Silence is not golden. The public deserves answers and has a right to know what the future holds for this large land mass. Developments of large land masses in densely populated areas can and usually do redefine the character of the community. But wait—that’s what we have elected officials for—to dig down deep and get answers, right? Surely the 18 member Suffolk Legislature would demand answers. Nope. The indifference by the Suffolk County Legislature during the public hearing and vote on this matter was deeply disturbing. Only Legislator Ed Romaine and Legislator Kate Browning voted against the sale. The other 16 legislators really had no substantive opinion. Legislator Rob Calarco said he liked the project and thinks it will help Patchogue. He explained that since Yaphank was an industrial area anyway, this was the right place for this project. Legislator Anker had concerns that morning, but remained silent during the hearing. Legislator Stern assured me that BRT would have to follow state and federal rules. Really? This was news to me since they are not doing so in the parcel they already own to the north.

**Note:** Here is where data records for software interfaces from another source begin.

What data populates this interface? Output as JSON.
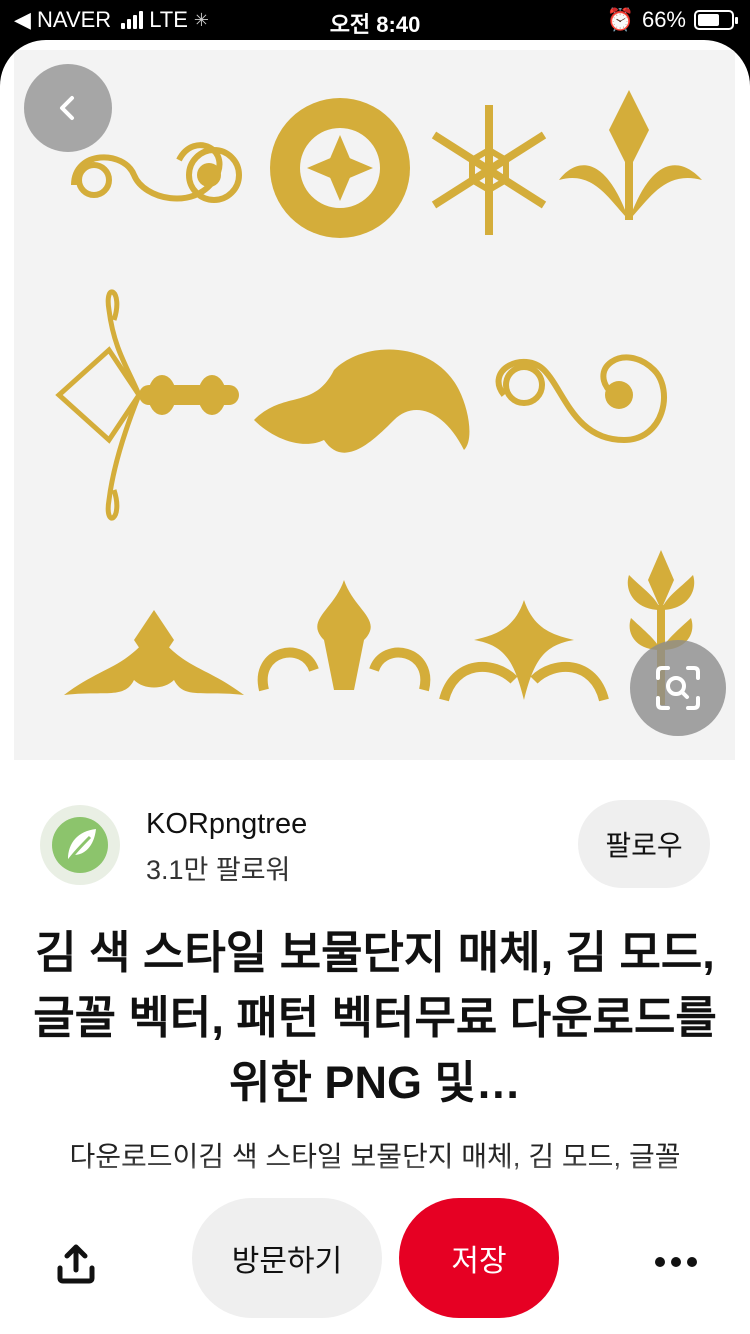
{
  "status_bar": {
    "back_app": "◀ NAVER",
    "network": "LTE",
    "time": "오전 8:40",
    "battery": "66%",
    "battery_level": 0.66
  },
  "pin": {
    "image_icon": "gold-ornaments-image",
    "accent_color": "#d4ad3a"
  },
  "creator": {
    "name": "KORpngtree",
    "followers": "3.1만 팔로워",
    "follow_label": "팔로우"
  },
  "title": "김 색 스타일 보물단지 매체, 김 모드, 글꼴 벡터, 패턴 벡터무료 다운로드를위한 PNG 및…",
  "description": "다운로드이김 색 스타일 보물단지 매체, 김 모드, 글꼴",
  "actions": {
    "visit_label": "방문하기",
    "save_label": "저장",
    "save_color": "#e60023"
  }
}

In fact, members of the Brookhaven Community Coalition provided the Legislature with aerial photographs taken 24 hours prior to the hearing, showing that the current BRT property was being sand mined down to approximately 60 feet below land surface. The company is doing so without any permits from the town, state or federal government. Conveniently, BRT was issued an exemption to these pesky laws since they are classified as rail transportation. It seems federal law goes out the window when a railway is involved, and the quality of life in a community needs not be considered.
The bottom line here is that not only did Yaphank and Brookhaven residents lose another part of the rural character of their community but this was a loss for all residents of Suffolk County. Suffolk owned this land. That means it was held for the public. The county was anxious to sell our land for a quick $20 million to help balance the budget. However, that does not justify the “hear no evil, see no evil, speak no evil” deal that was arranged. So many residents and civic leaders attended the public hearing and spoke eloquently and passionately about the plight and degradation of Yaphank and lower Brookhaven. There’s the not-so-scenic, gigantic 270 foot tall landfill; the incredibly odoriferous 62 acre Long Island Compost facility; and now we will have one of the largest intermodal rail facilities around. Community members spoke about the love of our County and of our open lands. Not one resident supported the land sale. Not one.
This is why we have named this vote the “Judas Vote.” The county sold the land for 40 pieces of silver and betrayed the public trust. This sale will come back to haunt the county. Allowing our lands to be mined, cleared and abused is a permanent loss to our island and our sustainability. Shame on Suffolk County.
*Photo at top is an aerial photo of the existing BRT facility in Yaphank